Low frequency seedling blights were observed generally in 2004; Pythium and other seedling blights w2ere recorded in the southern Corn Belt and in some flooded areas. Crazy top was reported from some flooded fields, particularly in MN, IA, IL and OH. Goss’ Wilt was widely reported in western NE and Eastern CO, as in 2003.

The three dominant foliar diseases reported in the MidWest included Gray Leaf Spot, Common Rust and Northern Corn Leaf Blight, the most serious. The Southern Corn Belt widely reported Southern corn rust and Southern corn leaf blight. Cool wet weather favored Diplodia ear mold from KS to OH; Giberella ear rot was also reported. Northern Leaf Blight Race 1 predominates; resistance provided by the Ht1 gene has been overcome.

No new viruses were reported in 2004; Barley yellow dwarf was reported in low levels in KS and NE, as was High Plains Virus in KS and TX.

14. CIMMYT Report: S. Taba

Dr. Taba’s comments are interspersed throughout these minutes.

USDA funding helped link Tripsacum work with Cornell Univ. researchers. 955 accessions have been regenerated in the last three years. NCGRP has received 2,611 accessions from CIMMYT for secure backup. 1300 samples were sent to NCGRP this year.

Funding pressure for genebank resources continues. Concern over transgenics in the collection led to an IPGRI conference dealing with unintentional contamination.

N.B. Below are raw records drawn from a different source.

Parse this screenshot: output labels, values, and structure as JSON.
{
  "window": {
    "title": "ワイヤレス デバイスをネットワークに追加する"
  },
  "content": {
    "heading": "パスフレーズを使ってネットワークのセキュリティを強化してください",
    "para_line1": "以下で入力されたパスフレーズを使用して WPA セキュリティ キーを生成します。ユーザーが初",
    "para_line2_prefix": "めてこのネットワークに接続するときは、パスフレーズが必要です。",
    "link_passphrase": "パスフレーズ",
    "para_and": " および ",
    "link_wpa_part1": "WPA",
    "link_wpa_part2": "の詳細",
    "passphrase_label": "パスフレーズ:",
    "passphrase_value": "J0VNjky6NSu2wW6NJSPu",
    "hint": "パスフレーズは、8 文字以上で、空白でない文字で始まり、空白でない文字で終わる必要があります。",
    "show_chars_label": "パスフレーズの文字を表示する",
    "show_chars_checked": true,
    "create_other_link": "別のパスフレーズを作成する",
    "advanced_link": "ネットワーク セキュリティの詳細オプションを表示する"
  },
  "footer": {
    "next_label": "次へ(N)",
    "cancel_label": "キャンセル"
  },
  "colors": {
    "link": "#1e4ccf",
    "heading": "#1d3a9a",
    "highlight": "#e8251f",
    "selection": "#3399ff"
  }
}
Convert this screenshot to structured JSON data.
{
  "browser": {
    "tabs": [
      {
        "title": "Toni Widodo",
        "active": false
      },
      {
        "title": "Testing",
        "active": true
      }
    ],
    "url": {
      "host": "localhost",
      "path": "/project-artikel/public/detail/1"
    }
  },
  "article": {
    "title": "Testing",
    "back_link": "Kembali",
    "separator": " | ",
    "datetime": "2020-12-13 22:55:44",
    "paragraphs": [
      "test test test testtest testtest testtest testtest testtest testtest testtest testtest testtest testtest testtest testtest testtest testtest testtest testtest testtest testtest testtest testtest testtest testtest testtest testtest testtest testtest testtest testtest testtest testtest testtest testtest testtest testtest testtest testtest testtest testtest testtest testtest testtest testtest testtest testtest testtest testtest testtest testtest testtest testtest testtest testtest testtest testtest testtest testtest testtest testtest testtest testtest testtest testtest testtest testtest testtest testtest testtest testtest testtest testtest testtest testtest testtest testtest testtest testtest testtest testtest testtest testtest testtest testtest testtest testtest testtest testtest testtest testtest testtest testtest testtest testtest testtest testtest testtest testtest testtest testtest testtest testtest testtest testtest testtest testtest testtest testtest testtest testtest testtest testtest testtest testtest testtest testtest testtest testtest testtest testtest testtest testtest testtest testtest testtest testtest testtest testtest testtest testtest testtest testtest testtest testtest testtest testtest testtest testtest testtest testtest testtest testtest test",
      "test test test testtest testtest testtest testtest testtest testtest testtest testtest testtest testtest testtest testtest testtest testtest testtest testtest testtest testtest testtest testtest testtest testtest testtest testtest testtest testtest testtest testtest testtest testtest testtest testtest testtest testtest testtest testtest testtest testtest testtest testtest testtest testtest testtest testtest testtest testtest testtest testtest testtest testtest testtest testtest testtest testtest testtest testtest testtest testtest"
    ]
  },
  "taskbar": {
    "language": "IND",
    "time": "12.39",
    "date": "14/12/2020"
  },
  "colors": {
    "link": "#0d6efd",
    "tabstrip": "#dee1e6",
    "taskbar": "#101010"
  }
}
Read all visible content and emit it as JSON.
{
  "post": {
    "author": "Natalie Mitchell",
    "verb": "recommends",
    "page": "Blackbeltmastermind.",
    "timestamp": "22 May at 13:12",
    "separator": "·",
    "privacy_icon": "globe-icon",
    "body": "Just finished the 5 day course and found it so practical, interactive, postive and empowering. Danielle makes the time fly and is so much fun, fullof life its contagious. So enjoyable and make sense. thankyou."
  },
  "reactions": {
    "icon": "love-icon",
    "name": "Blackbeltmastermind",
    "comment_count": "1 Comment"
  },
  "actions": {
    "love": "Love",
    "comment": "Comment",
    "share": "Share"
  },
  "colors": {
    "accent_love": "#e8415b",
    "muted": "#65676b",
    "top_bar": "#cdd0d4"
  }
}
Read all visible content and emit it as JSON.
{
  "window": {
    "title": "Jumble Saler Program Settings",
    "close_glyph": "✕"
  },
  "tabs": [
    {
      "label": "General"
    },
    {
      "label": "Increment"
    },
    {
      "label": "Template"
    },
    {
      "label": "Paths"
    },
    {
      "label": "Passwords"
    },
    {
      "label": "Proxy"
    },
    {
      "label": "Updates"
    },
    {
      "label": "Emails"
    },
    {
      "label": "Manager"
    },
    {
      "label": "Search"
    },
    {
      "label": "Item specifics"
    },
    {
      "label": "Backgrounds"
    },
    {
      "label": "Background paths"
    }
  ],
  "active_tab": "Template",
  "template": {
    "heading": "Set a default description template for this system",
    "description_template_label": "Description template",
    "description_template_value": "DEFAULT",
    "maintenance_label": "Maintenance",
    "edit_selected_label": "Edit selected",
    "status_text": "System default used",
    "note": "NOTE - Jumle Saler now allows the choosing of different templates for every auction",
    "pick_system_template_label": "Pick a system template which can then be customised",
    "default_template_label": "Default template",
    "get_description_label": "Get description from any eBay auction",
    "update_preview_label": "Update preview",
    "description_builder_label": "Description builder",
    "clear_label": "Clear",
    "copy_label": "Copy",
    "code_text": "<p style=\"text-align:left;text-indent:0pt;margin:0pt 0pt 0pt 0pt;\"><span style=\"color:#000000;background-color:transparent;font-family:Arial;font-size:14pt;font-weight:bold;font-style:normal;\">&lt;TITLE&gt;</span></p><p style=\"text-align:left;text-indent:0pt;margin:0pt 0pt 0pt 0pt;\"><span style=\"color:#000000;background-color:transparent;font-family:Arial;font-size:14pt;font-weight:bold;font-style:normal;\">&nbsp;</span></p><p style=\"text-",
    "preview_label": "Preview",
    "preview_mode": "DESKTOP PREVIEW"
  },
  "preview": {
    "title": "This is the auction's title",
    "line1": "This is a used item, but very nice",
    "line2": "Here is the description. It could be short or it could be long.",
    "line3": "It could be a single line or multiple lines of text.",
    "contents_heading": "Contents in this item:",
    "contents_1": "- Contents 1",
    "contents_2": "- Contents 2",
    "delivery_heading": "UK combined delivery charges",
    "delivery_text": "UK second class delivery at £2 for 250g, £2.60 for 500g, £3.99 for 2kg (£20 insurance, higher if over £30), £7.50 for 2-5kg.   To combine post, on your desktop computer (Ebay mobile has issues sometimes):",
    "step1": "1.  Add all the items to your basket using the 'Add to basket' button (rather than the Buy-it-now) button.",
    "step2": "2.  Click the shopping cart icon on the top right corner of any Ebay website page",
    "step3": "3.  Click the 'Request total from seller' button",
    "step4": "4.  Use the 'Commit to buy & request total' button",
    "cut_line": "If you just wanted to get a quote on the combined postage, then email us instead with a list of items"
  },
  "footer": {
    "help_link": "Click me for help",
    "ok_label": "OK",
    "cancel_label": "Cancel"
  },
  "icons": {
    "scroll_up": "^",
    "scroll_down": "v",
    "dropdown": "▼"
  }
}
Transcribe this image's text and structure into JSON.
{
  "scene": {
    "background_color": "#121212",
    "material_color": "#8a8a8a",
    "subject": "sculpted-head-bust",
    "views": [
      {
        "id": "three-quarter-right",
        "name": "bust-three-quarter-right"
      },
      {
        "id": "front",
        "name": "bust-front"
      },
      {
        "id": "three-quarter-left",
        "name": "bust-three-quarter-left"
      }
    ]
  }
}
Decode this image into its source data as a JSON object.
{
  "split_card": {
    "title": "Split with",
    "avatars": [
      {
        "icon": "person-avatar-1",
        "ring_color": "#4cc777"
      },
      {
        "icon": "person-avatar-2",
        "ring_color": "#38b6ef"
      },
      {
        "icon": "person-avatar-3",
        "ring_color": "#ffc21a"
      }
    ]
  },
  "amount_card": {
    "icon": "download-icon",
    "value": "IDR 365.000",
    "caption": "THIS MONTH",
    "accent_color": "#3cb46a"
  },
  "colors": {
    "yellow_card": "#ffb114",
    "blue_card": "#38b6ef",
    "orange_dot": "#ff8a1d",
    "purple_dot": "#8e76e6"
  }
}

A draft policy on unintentional contamination will be posted on IPGRI’s website; Dr. Taba is requesting comments from Maize CGC members.

Dr. Jonathan Crouch is the new head of the Genetics Resources Program. Marianne Banzinger will be the African Program Director.

15. Genomics: E. Coe and M. Polacco

Genome Assembly:
Ed Coe reported that a sequencing-ready physical/genetic map with high coverage and accuracy has been constructed. About 91% of the genome is assembled into contigs; about 78% is anchored to the genetic map. Repetitive sequences (60% of the genome) and duplications have not prevented assembling. Maize FPC was first released on 7/26/01. High-information-content fingerprinting and rice synteny have been incorporated. There is approximately 17x depth-of-coverage in BAC clones. See Dr. Coe’s report for more details. There are now 2,002 loci detected by SSR probes available for crop improvement applications. There are 3,882 mapped RFLP loci, most of which have sequence information, and 388 mapped SNP/INDEL loci. GenBank contains over 438,000 EST’s representing over 58,000 unique sequences. At least 944 of these have been mapped genetically; over 13,000 have been mapped physically to contigs. There are over 81,000 sequence-tagged sites, and over 1,885,000 genomic sequences in GenBank.

Diversity Data:
Mary Polacco reported that Marilyn Warburton (CIMMYT) has determined SSR alleles for 66 public SSRs, and various populations from CIMMYT and Zimbabwe. Data were partly curated at CIMMYT using nomenclature and schema representation from MaizeGDB.

Maize Mapping Project; Maize Evolution Project; Maize Diversity Project. SNP and INDELs.
Mary reported that several hundred genes with low copy number (1-2) overgo probes on BAC contigs are being sequenced for some two dozen corn belt, tropical and wild maize relatives. Early data provided by Mike McMullen has been incorporated into MaizeGDB. Bioinformatics for data from the Maize Diversity Project is being handled by Gramene, as is SNP representation for rice and wheat.

Map integration to enhance genetic scaffold for anchoring BAC contigs has resulted in a simple strategy to merge map sets, retain relative order of all markers and assign approximate IBM map coordinates. The output is called IBM neighbors. The intermediate steps in the process have resulted in maps useful in their own right, which are provided in Maize GDB. To date, only genetically mapped loci are included; in the future, all potential genetic markers (unigenes; SSR) that have been ordered on anchored BAC contigs will be included on the IBM neighbors.

Traits for Comparative Studies:
Mary reported that MaizeGDB is supplying 1502 QTL positions to Gramene using a controlled vocabulary for traits (harmonized with GRIN and with Gramene), and positions as coordinate range on the IBM maps, based on assigned bin values. This project involves Grainegenes also.

Business meeting